§ **Task prompt**
Without the images, write out the entries word for word.

§ **Dataset records**
.....

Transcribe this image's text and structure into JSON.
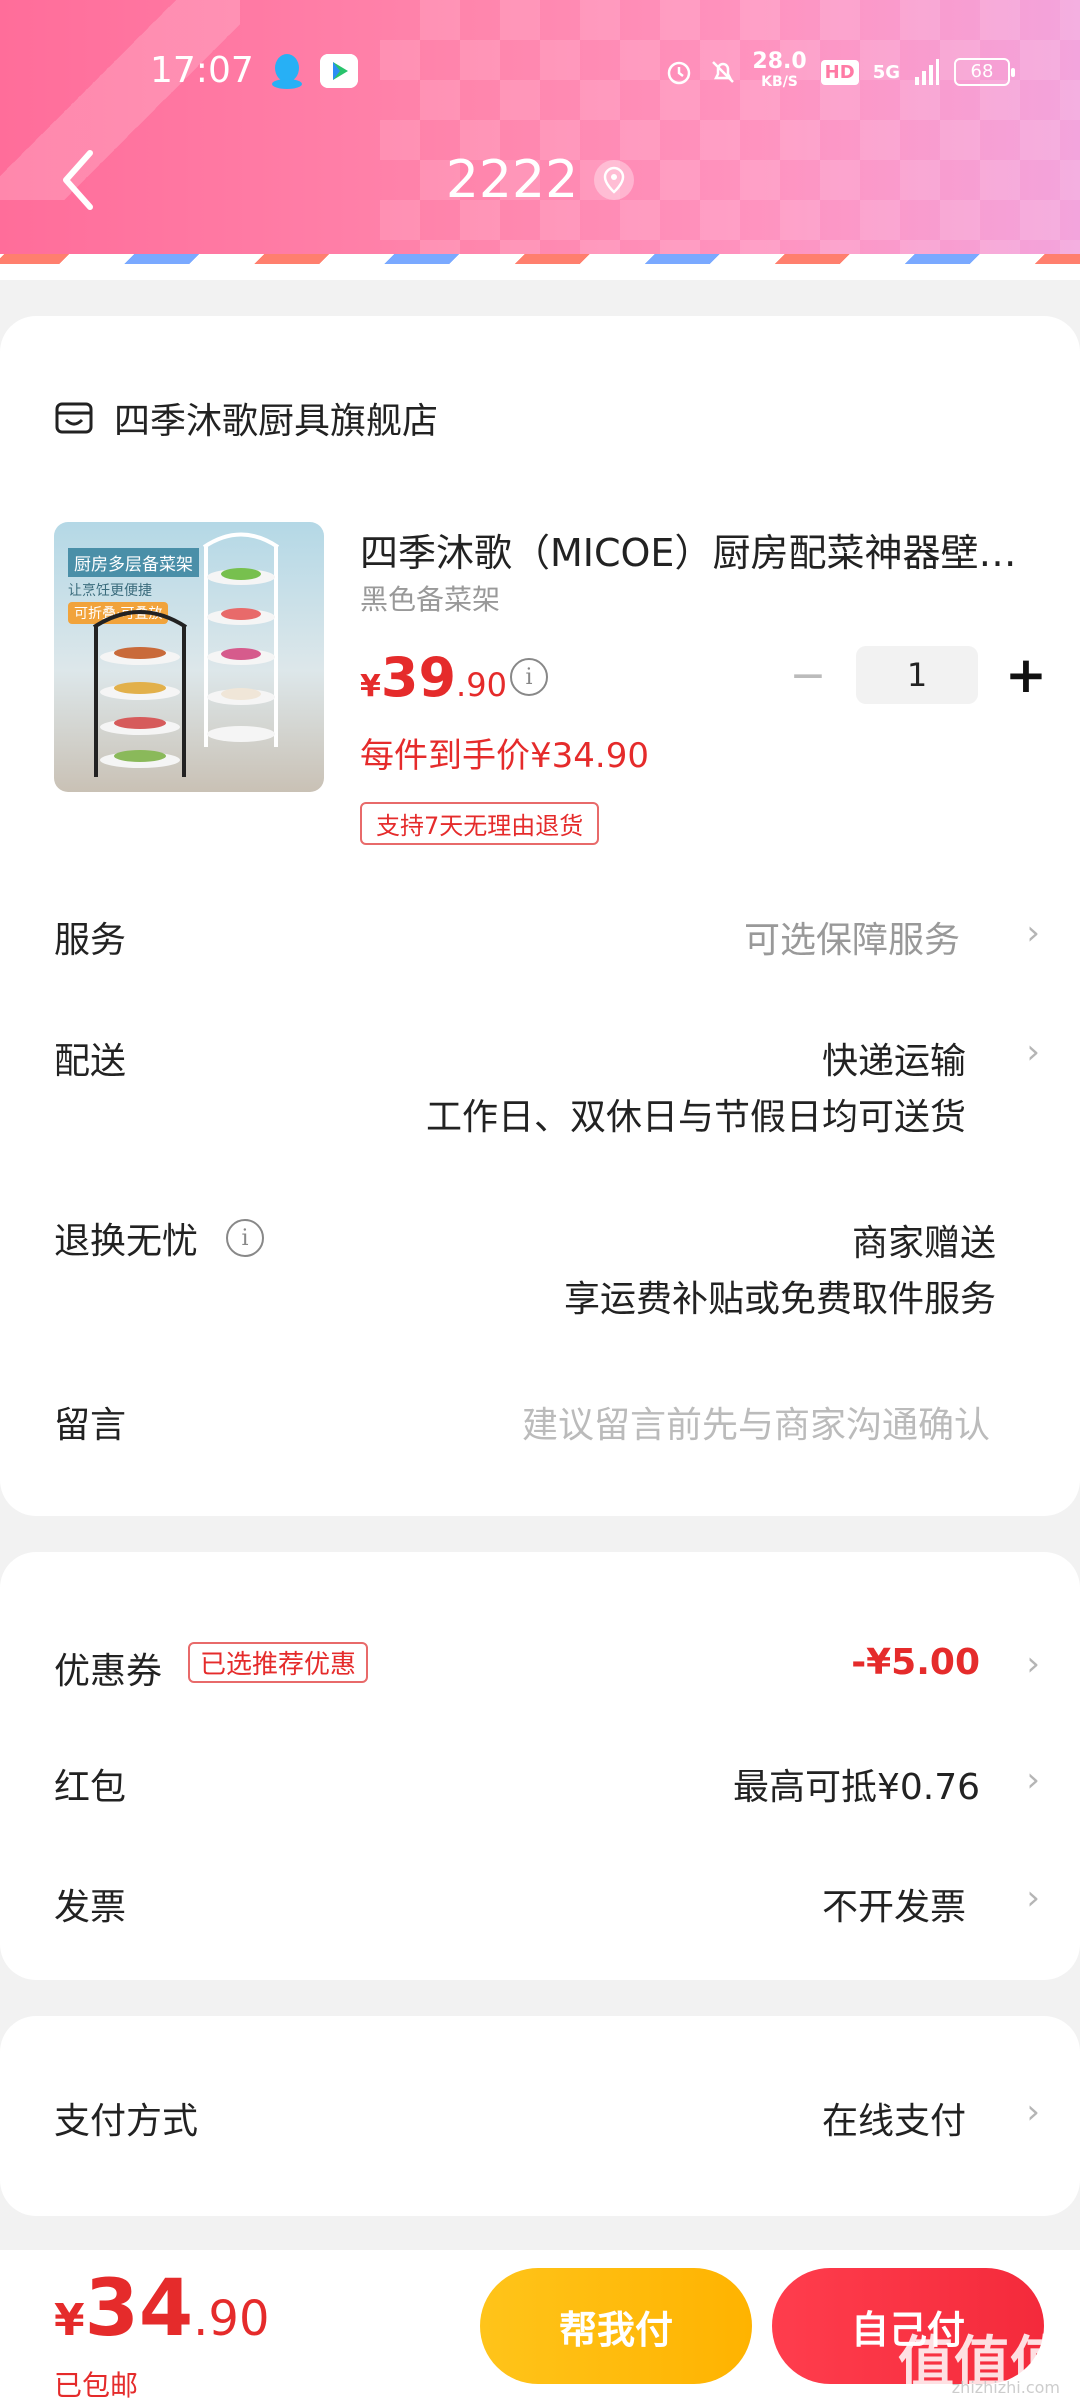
{
  "status_bar": {
    "time": "17:07",
    "net_speed": "28.0",
    "net_unit": "KB/S",
    "hd": "HD",
    "signal": "5G",
    "battery": "68"
  },
  "nav": {
    "title": "2222"
  },
  "shop": {
    "name": "四季沐歌厨具旗舰店"
  },
  "product": {
    "title": "四季沐歌（MICOE）厨房配菜神器壁…",
    "spec": "黑色备菜架",
    "price_currency": "¥",
    "price_int": "39",
    "price_dec": ".90",
    "quantity": "1",
    "deal_price": "每件到手价¥34.90",
    "return_policy": "支持7天无理由退货",
    "image_text_1": "厨房多层备菜架",
    "image_text_2": "让烹饪更便捷",
    "image_text_3": "可折叠·可叠放"
  },
  "rows": {
    "service_label": "服务",
    "service_value": "可选保障服务",
    "delivery_label": "配送",
    "delivery_value": "快递运输",
    "delivery_note": "工作日、双休日与节假日均可送货",
    "return_label": "退换无忧",
    "return_value": "商家赠送",
    "return_note": "享运费补贴或免费取件服务",
    "message_label": "留言",
    "message_placeholder": "建议留言前先与商家沟通确认"
  },
  "discounts": {
    "coupon_label": "优惠券",
    "coupon_badge": "已选推荐优惠",
    "coupon_value": "-¥5.00",
    "redpacket_label": "红包",
    "redpacket_value": "最高可抵¥0.76",
    "invoice_label": "发票",
    "invoice_value": "不开发票"
  },
  "payment": {
    "label": "支付方式",
    "value": "在线支付"
  },
  "bottom": {
    "currency": "¥",
    "total_int": "34",
    "total_dec": ".90",
    "shipping": "已包邮",
    "help_pay": "帮我付",
    "self_pay": "自己付",
    "watermark": "值值值",
    "watermark_sub": "zhizhizhi.com"
  },
  "colors": {
    "accent_red": "#e52b2b",
    "header_pink": "#ff7aa5",
    "button_yellow": "#ffc41a",
    "button_red": "#ff3d4d"
  }
}
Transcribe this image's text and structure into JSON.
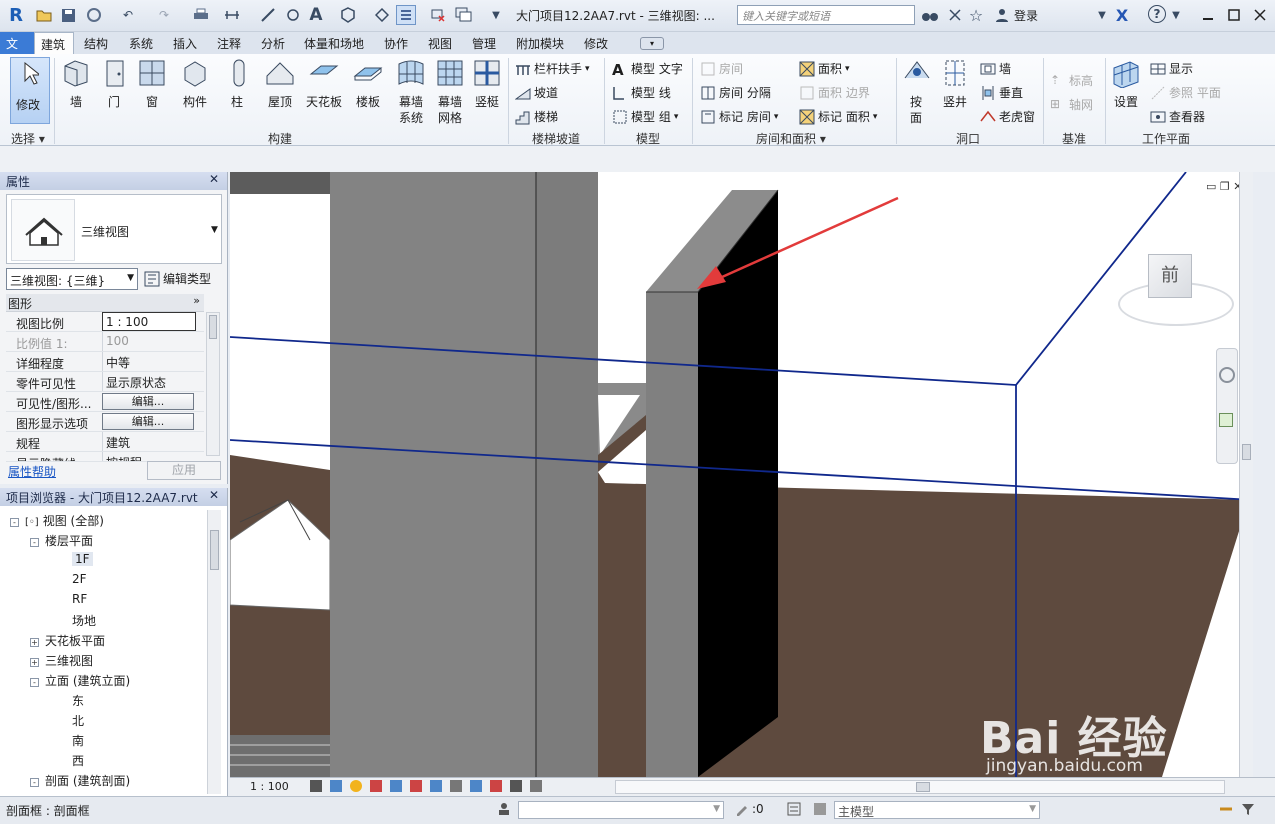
{
  "titlebar": {
    "doc_title": "大门项目12.2AA7.rvt - 三维视图: ...",
    "search_placeholder": "键入关键字或短语",
    "login": "登录",
    "help_glyph": "?"
  },
  "tabs": [
    "文件",
    "建筑",
    "结构",
    "系统",
    "插入",
    "注释",
    "分析",
    "体量和场地",
    "协作",
    "视图",
    "管理",
    "附加模块",
    "修改"
  ],
  "ribbon": {
    "modify": "修改",
    "select": "选择 ▾",
    "build_buttons": [
      "墙",
      "门",
      "窗",
      "构件",
      "柱",
      "屋顶",
      "天花板",
      "楼板",
      "幕墙\n系统",
      "幕墙\n网格",
      "竖梃"
    ],
    "build_group": "构建",
    "stairs": [
      "栏杆扶手",
      "坡道",
      "楼梯"
    ],
    "stairs_group": "楼梯坡道",
    "model": [
      "模型 文字",
      "模型 线",
      "模型 组"
    ],
    "model_group": "模型",
    "room_col1": [
      "房间",
      "房间 分隔",
      "标记 房间"
    ],
    "room_col2": [
      "面积",
      "面积 边界",
      "标记 面积"
    ],
    "room_group": "房间和面积 ▾",
    "opening": [
      "按\n面",
      "竖井"
    ],
    "opening_small": [
      "墙",
      "垂直",
      "老虎窗"
    ],
    "opening_group": "洞口",
    "datum": [
      "标高",
      "轴网"
    ],
    "datum_group": "基准",
    "workplane": [
      "设置"
    ],
    "workplane_small": [
      "显示",
      "参照 平面",
      "查看器"
    ],
    "workplane_group": "工作平面"
  },
  "properties": {
    "title": "属性",
    "type_name": "三维视图",
    "view_type": "三维视图: {三维}",
    "edit_type": "编辑类型",
    "section": "图形",
    "rows": [
      {
        "k": "视图比例",
        "v": "1 : 100"
      },
      {
        "k": "比例值 1:",
        "v": "100"
      },
      {
        "k": "详细程度",
        "v": "中等"
      },
      {
        "k": "零件可见性",
        "v": "显示原状态"
      },
      {
        "k": "可见性/图形...",
        "v": "编辑..."
      },
      {
        "k": "图形显示选项",
        "v": "编辑..."
      },
      {
        "k": "规程",
        "v": "建筑"
      },
      {
        "k": "显示隐藏线",
        "v": "按规程"
      }
    ],
    "help": "属性帮助",
    "apply": "应用"
  },
  "browser": {
    "title": "项目浏览器 - 大门项目12.2AA7.rvt",
    "tree": [
      {
        "t": "视图 (全部)",
        "lvl": 0,
        "pm": "-"
      },
      {
        "t": "楼层平面",
        "lvl": 1,
        "pm": "-"
      },
      {
        "t": "1F",
        "lvl": 2,
        "pm": ""
      },
      {
        "t": "2F",
        "lvl": 2,
        "pm": ""
      },
      {
        "t": "RF",
        "lvl": 2,
        "pm": ""
      },
      {
        "t": "场地",
        "lvl": 2,
        "pm": ""
      },
      {
        "t": "天花板平面",
        "lvl": 1,
        "pm": "+"
      },
      {
        "t": "三维视图",
        "lvl": 1,
        "pm": "+"
      },
      {
        "t": "立面 (建筑立面)",
        "lvl": 1,
        "pm": "-"
      },
      {
        "t": "东",
        "lvl": 2,
        "pm": ""
      },
      {
        "t": "北",
        "lvl": 2,
        "pm": ""
      },
      {
        "t": "南",
        "lvl": 2,
        "pm": ""
      },
      {
        "t": "西",
        "lvl": 2,
        "pm": ""
      },
      {
        "t": "剖面 (建筑剖面)",
        "lvl": 1,
        "pm": "-"
      }
    ]
  },
  "viewport": {
    "viewcube_label": "前",
    "watermark": "Bai 经验",
    "watermark_url": "jingyan.baidu.com"
  },
  "viewbar": {
    "scale": "1 : 100"
  },
  "status": {
    "left": "剖面框 : 剖面框",
    "zero": ":0",
    "model": "主模型"
  },
  "colors": {
    "accent": "#3b7bd6",
    "ground": "#5e4a3e",
    "wall": "#808080",
    "box_line": "#10288c",
    "arrow": "#e23b3b"
  }
}
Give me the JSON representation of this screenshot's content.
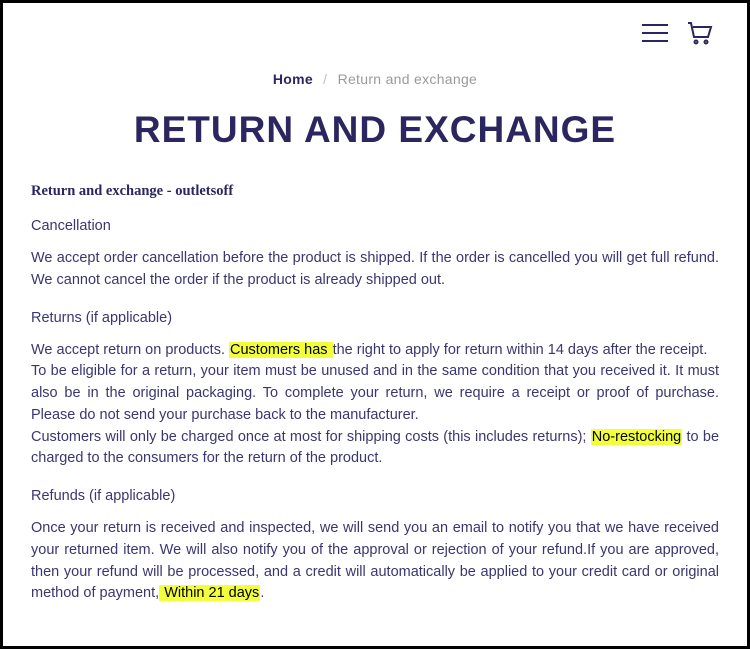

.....

§ **Answer area**
Transcribe this image's text and structure into JSON.
{
  "status_bar": {
    "time": "17:07",
    "net_speed": "28.0",
    "net_unit": "KB/S",
    "hd": "HD",
    "signal": "5G",
    "battery": "68"
  },
  "nav": {
    "title": "2222"
  },
  "shop": {
    "name": "四季沐歌厨具旗舰店"
  },
  "product": {
    "title": "四季沐歌（MICOE）厨房配菜神器壁…",
    "spec": "黑色备菜架",
    "price_currency": "¥",
    "price_int": "39",
    "price_dec": ".90",
    "quantity": "1",
    "deal_price": "每件到手价¥34.90",
    "return_policy": "支持7天无理由退货",
    "image_text_1": "厨房多层备菜架",
    "image_text_2": "让烹饪更便捷",
    "image_text_3": "可折叠·可叠放"
  },
  "rows": {
    "service_label": "服务",
    "service_value": "可选保障服务",
    "delivery_label": "配送",
    "delivery_value": "快递运输",
    "delivery_note": "工作日、双休日与节假日均可送货",
    "return_label": "退换无忧",
    "return_value": "商家赠送",
    "return_note": "享运费补贴或免费取件服务",
    "message_label": "留言",
    "message_placeholder": "建议留言前先与商家沟通确认"
  },
  "discounts": {
    "coupon_label": "优惠券",
    "coupon_badge": "已选推荐优惠",
    "coupon_value": "-¥5.00",
    "redpacket_label": "红包",
    "redpacket_value": "最高可抵¥0.76",
    "invoice_label": "发票",
    "invoice_value": "不开发票"
  },
  "payment": {
    "label": "支付方式",
    "value": "在线支付"
  },
  "bottom": {
    "currency": "¥",
    "total_int": "34",
    "total_dec": ".90",
    "shipping": "已包邮",
    "help_pay": "帮我付",
    "self_pay": "自己付",
    "watermark": "值值值",
    "watermark_sub": "zhizhizhi.com"
  },
  "colors": {
    "accent_red": "#e52b2b",
    "header_pink": "#ff7aa5",
    "button_yellow": "#ffc41a",
    "button_red": "#ff3d4d"
  }
}
Transcribe this image's text and structure into JSON.
{
  "titlebar": {
    "doc_title": "大门项目12.2AA7.rvt - 三维视图: ...",
    "search_placeholder": "键入关键字或短语",
    "login": "登录",
    "help_glyph": "?"
  },
  "tabs": [
    "文件",
    "建筑",
    "结构",
    "系统",
    "插入",
    "注释",
    "分析",
    "体量和场地",
    "协作",
    "视图",
    "管理",
    "附加模块",
    "修改"
  ],
  "ribbon": {
    "modify": "修改",
    "select": "选择 ▾",
    "build_buttons": [
      "墙",
      "门",
      "窗",
      "构件",
      "柱",
      "屋顶",
      "天花板",
      "楼板",
      "幕墙\n系统",
      "幕墙\n网格",
      "竖梃"
    ],
    "build_group": "构建",
    "stairs": [
      "栏杆扶手",
      "坡道",
      "楼梯"
    ],
    "stairs_group": "楼梯坡道",
    "model": [
      "模型 文字",
      "模型 线",
      "模型 组"
    ],
    "model_group": "模型",
    "room_col1": [
      "房间",
      "房间 分隔",
      "标记 房间"
    ],
    "room_col2": [
      "面积",
      "面积 边界",
      "标记 面积"
    ],
    "room_group": "房间和面积 ▾",
    "opening": [
      "按\n面",
      "竖井"
    ],
    "opening_small": [
      "墙",
      "垂直",
      "老虎窗"
    ],
    "opening_group": "洞口",
    "datum": [
      "标高",
      "轴网"
    ],
    "datum_group": "基准",
    "workplane": [
      "设置"
    ],
    "workplane_small": [
      "显示",
      "参照 平面",
      "查看器"
    ],
    "workplane_group": "工作平面"
  },
  "properties": {
    "title": "属性",
    "type_name": "三维视图",
    "view_type": "三维视图: {三维}",
    "edit_type": "编辑类型",
    "section": "图形",
    "rows": [
      {
        "k": "视图比例",
        "v": "1 : 100"
      },
      {
        "k": "比例值 1:",
        "v": "100"
      },
      {
        "k": "详细程度",
        "v": "中等"
      },
      {
        "k": "零件可见性",
        "v": "显示原状态"
      },
      {
        "k": "可见性/图形...",
        "v": "编辑..."
      },
      {
        "k": "图形显示选项",
        "v": "编辑..."
      },
      {
        "k": "规程",
        "v": "建筑"
      },
      {
        "k": "显示隐藏线",
        "v": "按规程"
      }
    ],
    "help": "属性帮助",
    "apply": "应用"
  },
  "browser": {
    "title": "项目浏览器 - 大门项目12.2AA7.rvt",
    "tree": [
      {
        "t": "视图 (全部)",
        "lvl": 0,
        "pm": "-"
      },
      {
        "t": "楼层平面",
        "lvl": 1,
        "pm": "-"
      },
      {
        "t": "1F",
        "lvl": 2,
        "pm": ""
      },
      {
        "t": "2F",
        "lvl": 2,
        "pm": ""
      },
      {
        "t": "RF",
        "lvl": 2,
        "pm": ""
      },
      {
        "t": "场地",
        "lvl": 2,
        "pm": ""
      },
      {
        "t": "天花板平面",
        "lvl": 1,
        "pm": "+"
      },
      {
        "t": "三维视图",
        "lvl": 1,
        "pm": "+"
      },
      {
        "t": "立面 (建筑立面)",
        "lvl": 1,
        "pm": "-"
      },
      {
        "t": "东",
        "lvl": 2,
        "pm": ""
      },
      {
        "t": "北",
        "lvl": 2,
        "pm": ""
      },
      {
        "t": "南",
        "lvl": 2,
        "pm": ""
      },
      {
        "t": "西",
        "lvl": 2,
        "pm": ""
      },
      {
        "t": "剖面 (建筑剖面)",
        "lvl": 1,
        "pm": "-"
      }
    ]
  },
  "viewport": {
    "viewcube_label": "前",
    "watermark": "Bai 经验",
    "watermark_url": "jingyan.baidu.com"
  },
  "viewbar": {
    "scale": "1 : 100"
  },
  "status": {
    "left": "剖面框 : 剖面框",
    "zero": ":0",
    "model": "主模型"
  },
  "colors": {
    "accent": "#3b7bd6",
    "ground": "#5e4a3e",
    "wall": "#808080",
    "box_line": "#10288c",
    "arrow": "#e23b3b"
  }
}
Give me the JSON representation of this screenshot's content.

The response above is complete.